  4. If you use SMS extensively, particularly (as is increasingly the case) in place of voice mail (which, don’t get me wrong, I appreciate), it’s likely a good idea to make sure the person you’re texting has unlimited SMS (I do) or at least an unlimited plan. And a nice rule of thumb is not to text at an hour when you wouldn’t call — they have the same effect, as far as intrusiveness is concerned.

Bottom line — SMS and Twitter are not e-mail, folks. Please stop treating them as if they were anything less than what they are — real-time communication.

Surviving a Twitter Outage

Twitter will be down for scheduled maintenance for a full hour tonight (Friday June 5 2009) at 8PM Now, I know what you’re thinking. “I can’t live without my Tweetz!”, “How will I survive?!?”, “What, for the love of God, will I *do* with all of my opinions if I can’t tweet them??!?”.

Settle down. You’ll be fine, as long as you don’t panic. Panic is the first refuge of the uncreative.

Below are a few suggestions for surviving tonight’s planned apocaly^H^H^H er… maintenance.
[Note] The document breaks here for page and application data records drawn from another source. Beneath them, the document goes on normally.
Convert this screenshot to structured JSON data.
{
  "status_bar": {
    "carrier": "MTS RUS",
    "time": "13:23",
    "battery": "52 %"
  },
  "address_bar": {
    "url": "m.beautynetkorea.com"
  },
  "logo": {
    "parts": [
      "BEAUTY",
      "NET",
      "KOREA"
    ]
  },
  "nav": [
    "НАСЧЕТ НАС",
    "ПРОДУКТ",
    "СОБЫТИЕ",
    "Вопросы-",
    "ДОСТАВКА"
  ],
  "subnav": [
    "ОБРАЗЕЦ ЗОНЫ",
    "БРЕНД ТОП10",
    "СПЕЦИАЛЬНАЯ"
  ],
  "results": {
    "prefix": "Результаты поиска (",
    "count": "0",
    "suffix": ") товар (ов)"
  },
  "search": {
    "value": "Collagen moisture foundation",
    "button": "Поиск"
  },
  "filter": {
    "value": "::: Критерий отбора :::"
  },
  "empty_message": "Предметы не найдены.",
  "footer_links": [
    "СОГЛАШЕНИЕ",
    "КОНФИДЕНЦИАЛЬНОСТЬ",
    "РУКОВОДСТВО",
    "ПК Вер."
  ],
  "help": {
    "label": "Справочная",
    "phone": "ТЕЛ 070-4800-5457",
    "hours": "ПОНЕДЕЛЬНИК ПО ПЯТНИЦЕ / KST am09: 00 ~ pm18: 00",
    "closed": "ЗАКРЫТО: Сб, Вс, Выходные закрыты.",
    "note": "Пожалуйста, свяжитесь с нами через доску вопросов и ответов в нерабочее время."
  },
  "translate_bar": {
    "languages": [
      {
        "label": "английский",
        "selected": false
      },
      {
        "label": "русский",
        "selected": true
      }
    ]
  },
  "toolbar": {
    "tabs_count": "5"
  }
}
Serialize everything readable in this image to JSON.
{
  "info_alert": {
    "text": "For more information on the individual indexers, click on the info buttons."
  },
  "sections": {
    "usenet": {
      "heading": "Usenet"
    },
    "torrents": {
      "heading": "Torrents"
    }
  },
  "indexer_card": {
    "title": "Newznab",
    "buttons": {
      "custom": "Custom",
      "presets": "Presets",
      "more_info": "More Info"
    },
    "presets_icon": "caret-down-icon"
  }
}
I certainly hope this is helpful to the more addicted among us:


While you’re wishing you could tweet, you could:


  1. Go out to dinner: I mean really, the outage is planned for 8PM Friday — prime date-night dinner-out time. And it’s rude to tweet from the dinner table anyway. You knew that, right? Right?
  2. Go see a band play and save your review for after the show: Seriously. I hear you can still enjoy a concert even if you can’t tweet the setlist — and how cute the bass player looks — in real time. Try it.
  3. Turn your mobile device off and get in an hour of cardio : This one needs no explanation.
  4. Nap: I mean really — you don’t tweet your dreams in real time, do you? Do you!?
  5. Punt: If you get really desperate, type out or write down all of your tweets, and send them all out in a flurry at 9:01PM. Or, you know, you could just express your opinion to the person closest to you (physically, I mean).





Hope this helps at least a few of you avoid being curled up in a ball shaking and sweating between 8 and 9 tonight…

Got anymore suggestions? Share ‘em here…

/g